With many thousands of shots fired on opening day by throngs of sportsmen and women out for a day's hunt, it's no wonder September 1 should be construed as a national holiday.

But dove season does not necessarily mean the act of wanton shooting or the simple killing of the gray birds for sport. The act of hunting doves includes an olio of wonderful human sensations: camaraderie and love of family, friends, good food and beverage, communing with nature and acting as conservation stewards of the environment.

Despite the sudden drop in morning temperatures on Saturday morning, most hunters -- but not all --bagged their daily limits of 10 mourning doves. Almost overnight, it seems, many of the doves once floating around the county suddenly decided to leave their traditional valley breeding areas and head south. According to most experts, the birds migrate away from our area whenever the morning lows hit the 5-s, and true to form, that's exactly what happened. Poof and gone in an instant.

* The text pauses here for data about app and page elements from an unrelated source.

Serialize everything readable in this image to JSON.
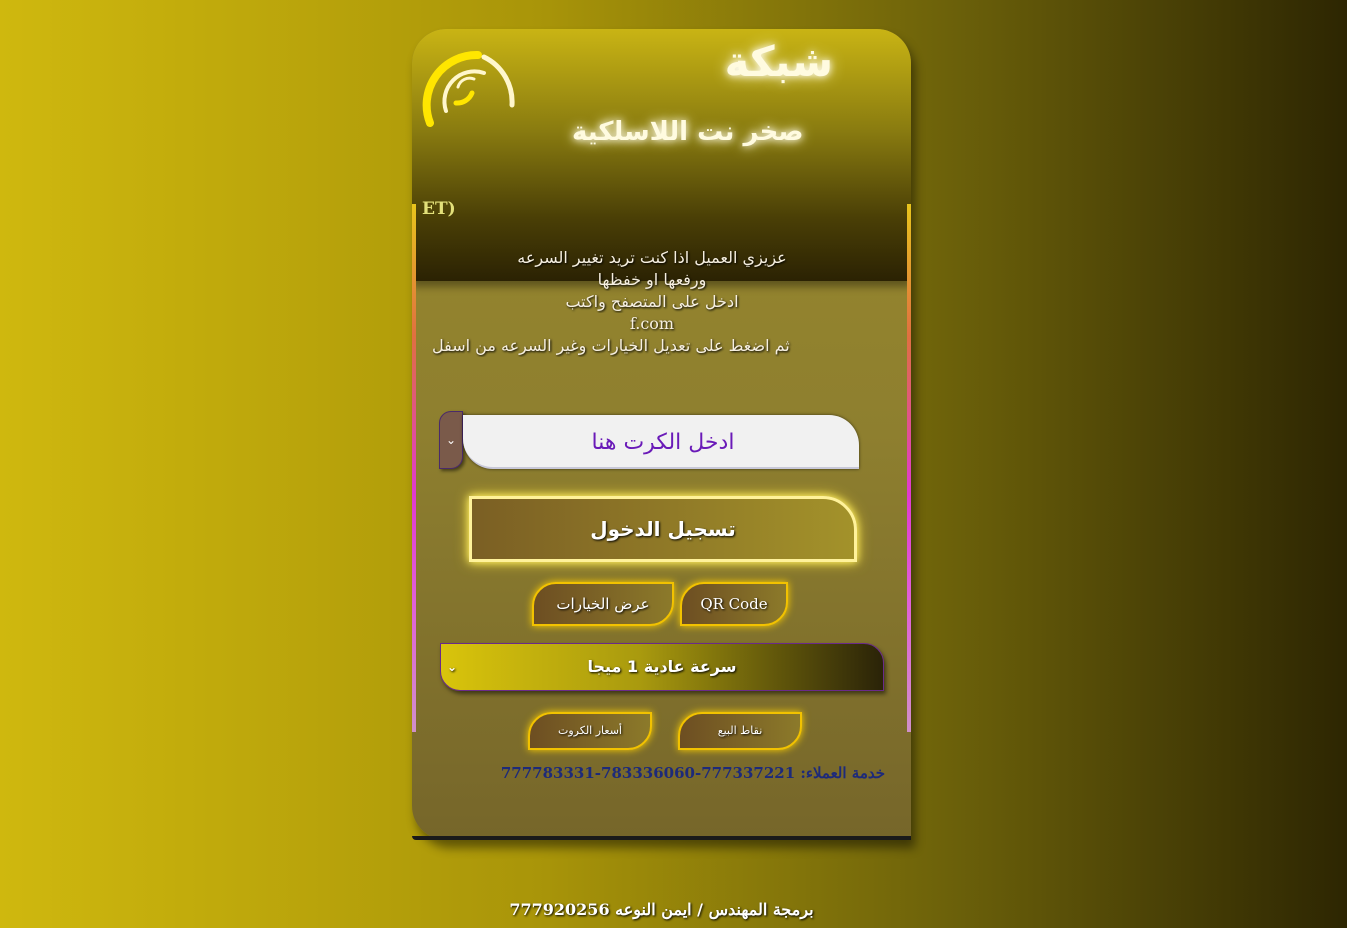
{
  "brand": {
    "title": "شبكة",
    "subtitle": "صخر نت اللاسلكية",
    "partial_text": "ET)"
  },
  "message": {
    "line1": "عزيزي العميل اذا كنت تريد تغيير السرعه",
    "line2": "ورفعها او خفظها",
    "line3": "ادخل على المتصفح واكتب",
    "line4": "f.com",
    "line5": "ثم اضغط على تعديل الخيارات وغير السرعه من اسفل"
  },
  "login_form": {
    "card_input_placeholder": "ادخل الكرت هنا",
    "login_button": "تسجيل الدخول",
    "options_button": "عرض الخيارات",
    "qr_button": "QR Code",
    "speed_selected": "سرعة عادية 1 ميجا",
    "prices_button": "أسعار الكروت",
    "points_of_sale_button": "نقاط البيع"
  },
  "support": {
    "text": "خدمة العملاء: 777337221-783336060-777783331"
  },
  "footer": {
    "credit": "برمجة المهندس / ايمن النوعه 777920256"
  },
  "icons": {
    "wifi": "wifi-icon",
    "chevron": "chevron-down-icon"
  },
  "colors": {
    "accent_yellow": "#ffe600",
    "input_text": "#6a1ab8",
    "support_text": "#1d2a7a"
  }
}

Fortunately, not all the birds have left. Even if only a small percentage of birds remain, there will yet be tens of thousands left to occupy most hunters' three-day outing.

Don't worry; the most populous game bird in the world has only thinned out, not left entirely.

An afternoon nap comes easily after the work has been done. The birds are feathered and cleaned, guns are re-oiled, spent shells replaced and cooling beverages get restocked into cold boxes in anticipation of the first of tomorrow's volleys. Most people look forward to tonight's dinner with old friends and family, and that's what dove hunting is all about.